Place the mounting bracket onto the wall at the desired height, and use a level to help you make sure the bracket is aligned properly. With a pencil, mark the screw or bolt holes, making sure to keep in mind the height of the TV.
Set the bracket aside and predrill holes at each pencil mark. Use a drill bit that is slightly narrower than the screws or bolts included with your mounting kit.
Note: Drywall anchors are not to be used in mounting a flat-screen TV. If you wish to mount the TV on drywall, but there is no stud where you want to position the TV, toggle bolts may be your best bet.
STEP 4: Mount the bracket to the wall with the hardware that comes with the bracket.
Proceed to attach the bracket to the wall with the hardware that came with your kit. (If your chosen wall mount involves lag screws, you’ll need a socket wrench.) Next, carefully place your TV face down on a soft surface so that you can attach the half of the bracket that fastens to the TV.
STEP 5: Use wire molding to conceal the power cords.
It’s one thing to be successful in mounting a flat-screen TV, but it’s another level of success to entirely conceal the cords.
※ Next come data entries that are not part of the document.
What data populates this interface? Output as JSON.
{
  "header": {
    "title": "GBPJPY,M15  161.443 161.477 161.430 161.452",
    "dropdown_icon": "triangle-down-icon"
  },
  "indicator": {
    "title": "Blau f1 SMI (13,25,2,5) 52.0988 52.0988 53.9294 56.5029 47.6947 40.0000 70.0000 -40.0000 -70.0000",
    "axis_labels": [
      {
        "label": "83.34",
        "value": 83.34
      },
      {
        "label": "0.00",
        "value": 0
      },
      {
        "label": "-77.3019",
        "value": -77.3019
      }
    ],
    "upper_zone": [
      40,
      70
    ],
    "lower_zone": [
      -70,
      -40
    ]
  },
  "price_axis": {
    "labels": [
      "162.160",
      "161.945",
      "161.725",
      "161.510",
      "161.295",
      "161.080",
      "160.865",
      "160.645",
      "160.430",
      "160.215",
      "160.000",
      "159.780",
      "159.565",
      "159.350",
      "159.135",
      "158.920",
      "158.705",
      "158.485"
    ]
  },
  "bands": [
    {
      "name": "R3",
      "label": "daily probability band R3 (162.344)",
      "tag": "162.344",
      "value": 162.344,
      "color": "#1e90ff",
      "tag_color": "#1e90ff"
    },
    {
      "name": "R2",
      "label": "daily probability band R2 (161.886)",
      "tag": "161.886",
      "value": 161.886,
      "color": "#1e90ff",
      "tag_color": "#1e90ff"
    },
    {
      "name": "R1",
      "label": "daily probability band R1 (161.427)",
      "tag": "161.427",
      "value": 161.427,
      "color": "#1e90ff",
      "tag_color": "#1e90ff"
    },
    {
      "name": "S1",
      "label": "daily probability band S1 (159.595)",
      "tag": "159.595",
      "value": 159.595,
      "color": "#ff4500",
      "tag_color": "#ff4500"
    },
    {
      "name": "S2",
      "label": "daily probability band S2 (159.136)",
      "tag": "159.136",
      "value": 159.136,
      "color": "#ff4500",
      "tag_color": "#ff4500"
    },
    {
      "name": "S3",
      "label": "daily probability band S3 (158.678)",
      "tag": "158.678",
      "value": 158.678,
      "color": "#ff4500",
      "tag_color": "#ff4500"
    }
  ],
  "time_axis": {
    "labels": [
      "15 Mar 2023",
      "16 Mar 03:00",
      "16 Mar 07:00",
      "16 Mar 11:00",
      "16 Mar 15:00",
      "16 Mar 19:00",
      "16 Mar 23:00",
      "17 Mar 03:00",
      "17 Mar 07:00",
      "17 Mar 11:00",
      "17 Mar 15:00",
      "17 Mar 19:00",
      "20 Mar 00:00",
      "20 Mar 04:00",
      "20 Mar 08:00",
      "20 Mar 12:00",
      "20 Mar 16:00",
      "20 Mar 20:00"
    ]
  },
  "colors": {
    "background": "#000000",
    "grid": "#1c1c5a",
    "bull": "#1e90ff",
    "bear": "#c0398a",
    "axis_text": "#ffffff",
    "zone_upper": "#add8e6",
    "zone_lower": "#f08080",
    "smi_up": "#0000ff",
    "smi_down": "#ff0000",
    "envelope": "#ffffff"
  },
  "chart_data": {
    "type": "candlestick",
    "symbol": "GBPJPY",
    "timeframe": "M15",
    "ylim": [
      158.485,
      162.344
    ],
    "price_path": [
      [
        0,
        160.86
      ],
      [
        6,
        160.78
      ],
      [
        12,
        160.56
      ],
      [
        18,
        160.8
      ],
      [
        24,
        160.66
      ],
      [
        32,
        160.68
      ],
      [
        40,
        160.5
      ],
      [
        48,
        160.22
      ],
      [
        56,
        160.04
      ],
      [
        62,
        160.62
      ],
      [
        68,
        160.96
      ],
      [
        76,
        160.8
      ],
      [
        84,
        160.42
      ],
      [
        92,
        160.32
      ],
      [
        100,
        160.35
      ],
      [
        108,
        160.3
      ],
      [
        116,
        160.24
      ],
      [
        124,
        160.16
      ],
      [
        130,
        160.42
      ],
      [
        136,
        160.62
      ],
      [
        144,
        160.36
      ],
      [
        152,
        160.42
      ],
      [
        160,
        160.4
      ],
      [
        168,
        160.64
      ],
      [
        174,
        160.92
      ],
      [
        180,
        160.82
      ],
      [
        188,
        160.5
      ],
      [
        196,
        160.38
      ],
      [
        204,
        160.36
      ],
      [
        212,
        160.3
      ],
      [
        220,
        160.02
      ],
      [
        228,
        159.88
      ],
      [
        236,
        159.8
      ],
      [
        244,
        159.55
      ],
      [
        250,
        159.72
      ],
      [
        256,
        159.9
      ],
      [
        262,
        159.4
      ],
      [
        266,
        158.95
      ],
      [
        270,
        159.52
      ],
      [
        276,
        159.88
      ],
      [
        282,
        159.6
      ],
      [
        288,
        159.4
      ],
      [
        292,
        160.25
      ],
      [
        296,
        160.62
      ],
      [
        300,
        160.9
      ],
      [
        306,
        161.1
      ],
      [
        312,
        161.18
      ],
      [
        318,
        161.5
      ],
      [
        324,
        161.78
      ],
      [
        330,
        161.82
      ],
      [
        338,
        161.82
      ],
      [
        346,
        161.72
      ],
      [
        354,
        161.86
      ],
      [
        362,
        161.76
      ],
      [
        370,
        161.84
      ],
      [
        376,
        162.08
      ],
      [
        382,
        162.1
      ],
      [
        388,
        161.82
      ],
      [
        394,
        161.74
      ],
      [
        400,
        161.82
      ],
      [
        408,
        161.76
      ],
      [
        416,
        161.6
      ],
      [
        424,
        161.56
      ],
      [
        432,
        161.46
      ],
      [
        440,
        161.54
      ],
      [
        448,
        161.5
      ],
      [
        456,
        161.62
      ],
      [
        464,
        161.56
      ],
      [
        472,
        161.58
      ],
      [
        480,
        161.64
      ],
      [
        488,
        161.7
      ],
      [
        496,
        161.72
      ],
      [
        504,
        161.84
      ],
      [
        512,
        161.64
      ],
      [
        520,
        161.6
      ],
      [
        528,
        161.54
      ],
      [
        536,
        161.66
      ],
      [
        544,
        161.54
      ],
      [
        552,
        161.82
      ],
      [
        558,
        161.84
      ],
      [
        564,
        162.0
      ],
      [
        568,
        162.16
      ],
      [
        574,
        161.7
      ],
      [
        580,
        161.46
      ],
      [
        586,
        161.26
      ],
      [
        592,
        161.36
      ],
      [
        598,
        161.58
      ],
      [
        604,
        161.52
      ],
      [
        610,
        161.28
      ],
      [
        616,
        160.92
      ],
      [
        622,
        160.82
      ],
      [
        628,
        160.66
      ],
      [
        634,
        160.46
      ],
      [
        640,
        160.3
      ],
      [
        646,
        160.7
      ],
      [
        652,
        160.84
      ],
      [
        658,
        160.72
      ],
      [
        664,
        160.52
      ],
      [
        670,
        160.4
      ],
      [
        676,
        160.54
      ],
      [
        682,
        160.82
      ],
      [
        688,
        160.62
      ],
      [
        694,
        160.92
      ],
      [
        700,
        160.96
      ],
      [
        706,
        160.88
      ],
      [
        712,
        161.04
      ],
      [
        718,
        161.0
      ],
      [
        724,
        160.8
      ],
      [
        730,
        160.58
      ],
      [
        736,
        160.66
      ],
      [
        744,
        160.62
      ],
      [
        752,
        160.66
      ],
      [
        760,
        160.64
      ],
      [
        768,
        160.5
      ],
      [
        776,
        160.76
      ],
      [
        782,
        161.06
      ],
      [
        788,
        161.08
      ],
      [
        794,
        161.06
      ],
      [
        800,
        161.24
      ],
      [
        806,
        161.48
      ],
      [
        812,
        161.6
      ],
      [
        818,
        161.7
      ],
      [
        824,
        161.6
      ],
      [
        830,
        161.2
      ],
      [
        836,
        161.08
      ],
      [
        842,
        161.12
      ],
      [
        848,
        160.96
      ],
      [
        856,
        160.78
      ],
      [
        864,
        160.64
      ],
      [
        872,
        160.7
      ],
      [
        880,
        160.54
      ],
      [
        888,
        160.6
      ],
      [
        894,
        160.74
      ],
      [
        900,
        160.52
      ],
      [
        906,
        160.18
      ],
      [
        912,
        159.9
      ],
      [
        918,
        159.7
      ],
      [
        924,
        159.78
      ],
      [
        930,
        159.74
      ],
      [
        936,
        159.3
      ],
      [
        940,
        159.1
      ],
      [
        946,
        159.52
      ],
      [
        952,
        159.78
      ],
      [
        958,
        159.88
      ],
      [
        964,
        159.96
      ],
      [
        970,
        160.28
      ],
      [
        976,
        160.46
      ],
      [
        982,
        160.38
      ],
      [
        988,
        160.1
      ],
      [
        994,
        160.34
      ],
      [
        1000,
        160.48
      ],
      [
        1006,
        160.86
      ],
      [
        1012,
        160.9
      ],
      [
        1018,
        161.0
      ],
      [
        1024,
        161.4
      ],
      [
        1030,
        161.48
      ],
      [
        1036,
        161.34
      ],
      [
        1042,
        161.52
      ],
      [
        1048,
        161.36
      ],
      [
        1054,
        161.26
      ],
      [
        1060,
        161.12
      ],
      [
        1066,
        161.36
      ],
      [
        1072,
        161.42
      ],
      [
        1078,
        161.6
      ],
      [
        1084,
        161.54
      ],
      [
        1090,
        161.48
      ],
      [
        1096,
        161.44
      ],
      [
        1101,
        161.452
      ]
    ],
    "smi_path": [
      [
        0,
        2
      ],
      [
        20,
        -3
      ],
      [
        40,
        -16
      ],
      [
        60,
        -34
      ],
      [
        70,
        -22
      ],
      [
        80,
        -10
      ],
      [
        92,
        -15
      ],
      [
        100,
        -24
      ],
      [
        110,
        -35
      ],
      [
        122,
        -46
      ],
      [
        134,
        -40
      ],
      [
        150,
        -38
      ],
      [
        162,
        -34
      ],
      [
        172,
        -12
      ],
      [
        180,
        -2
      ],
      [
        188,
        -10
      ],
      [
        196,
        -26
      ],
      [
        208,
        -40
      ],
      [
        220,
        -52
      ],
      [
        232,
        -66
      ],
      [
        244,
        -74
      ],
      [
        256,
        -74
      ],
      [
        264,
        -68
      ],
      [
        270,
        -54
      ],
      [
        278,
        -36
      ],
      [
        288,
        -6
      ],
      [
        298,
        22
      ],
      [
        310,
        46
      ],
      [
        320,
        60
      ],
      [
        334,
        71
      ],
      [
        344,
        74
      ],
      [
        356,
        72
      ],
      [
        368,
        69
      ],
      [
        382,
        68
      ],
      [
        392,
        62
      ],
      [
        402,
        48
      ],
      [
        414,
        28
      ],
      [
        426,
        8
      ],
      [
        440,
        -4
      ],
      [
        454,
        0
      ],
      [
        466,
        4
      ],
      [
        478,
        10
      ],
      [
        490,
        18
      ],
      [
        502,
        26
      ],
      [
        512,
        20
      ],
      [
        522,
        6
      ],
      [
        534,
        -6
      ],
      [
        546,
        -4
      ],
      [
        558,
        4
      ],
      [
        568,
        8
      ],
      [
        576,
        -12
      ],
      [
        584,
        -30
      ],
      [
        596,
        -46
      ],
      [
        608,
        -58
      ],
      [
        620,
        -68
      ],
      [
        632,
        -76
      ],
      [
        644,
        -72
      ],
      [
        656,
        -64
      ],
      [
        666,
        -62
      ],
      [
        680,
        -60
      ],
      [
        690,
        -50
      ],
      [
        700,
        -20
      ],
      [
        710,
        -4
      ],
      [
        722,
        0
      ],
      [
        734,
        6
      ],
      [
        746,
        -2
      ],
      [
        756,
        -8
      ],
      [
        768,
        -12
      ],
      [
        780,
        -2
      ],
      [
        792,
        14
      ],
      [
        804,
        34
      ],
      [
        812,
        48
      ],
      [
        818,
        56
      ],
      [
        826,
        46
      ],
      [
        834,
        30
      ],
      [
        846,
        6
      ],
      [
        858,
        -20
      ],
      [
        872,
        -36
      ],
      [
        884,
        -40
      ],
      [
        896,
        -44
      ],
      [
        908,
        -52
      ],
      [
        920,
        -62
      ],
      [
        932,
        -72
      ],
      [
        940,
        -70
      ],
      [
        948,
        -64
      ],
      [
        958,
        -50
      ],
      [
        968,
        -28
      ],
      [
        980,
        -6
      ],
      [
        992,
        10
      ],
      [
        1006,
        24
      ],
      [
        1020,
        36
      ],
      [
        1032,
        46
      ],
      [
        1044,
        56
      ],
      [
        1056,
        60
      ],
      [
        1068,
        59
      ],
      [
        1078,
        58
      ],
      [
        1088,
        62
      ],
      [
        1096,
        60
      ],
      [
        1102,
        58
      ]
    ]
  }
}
The easiest method is to run a wire molding down from the television. The cords hide in a neat column behind the molding, and if you paint the molding the same color as the wall, it’s not very noticeable.
A cleaner, albeit pricer, option is to thread the cords behind the wall, but it’s dangerous, illegal, and against the National Electrical Code to do so. Fortunately, there’s a compromise: a power bridge kit, or an in-wall power extension (IWPE), such as the Echogear In-Wall Cable Management Kit. These kits enable the homeowner to install an outlet in the wall, more or less behind the TV screen, so it’s all but invisible to occupants in the room.
Behind the wall, a power bridge cable travels from the newly installed outlet to another new receptacle installed lower down on the wall. Then you just run a power cord from an existing outlet or surge protector to the inconspicuously placed bottom receptacle. Now your cords are concealed—legally.
Keep in mind that installing an IWPE or power bridge adds to the cost and installation time of the project. Expect to pay between $50 and $80 for the IPWE, and add about an hour to your install time.
The internet is rife with cautionary videos of shattering flat screens, typically accompanied by wails of agony from their unfortunate owners. By following our how to hang a tv on the wall methods, purchasing a mounting kit that is rated to handle the weight and size of your TV, and mounting it to wall studs, your TV can be securely mounted to the wall. Plus, you can save hundreds of dollars on a professional installation.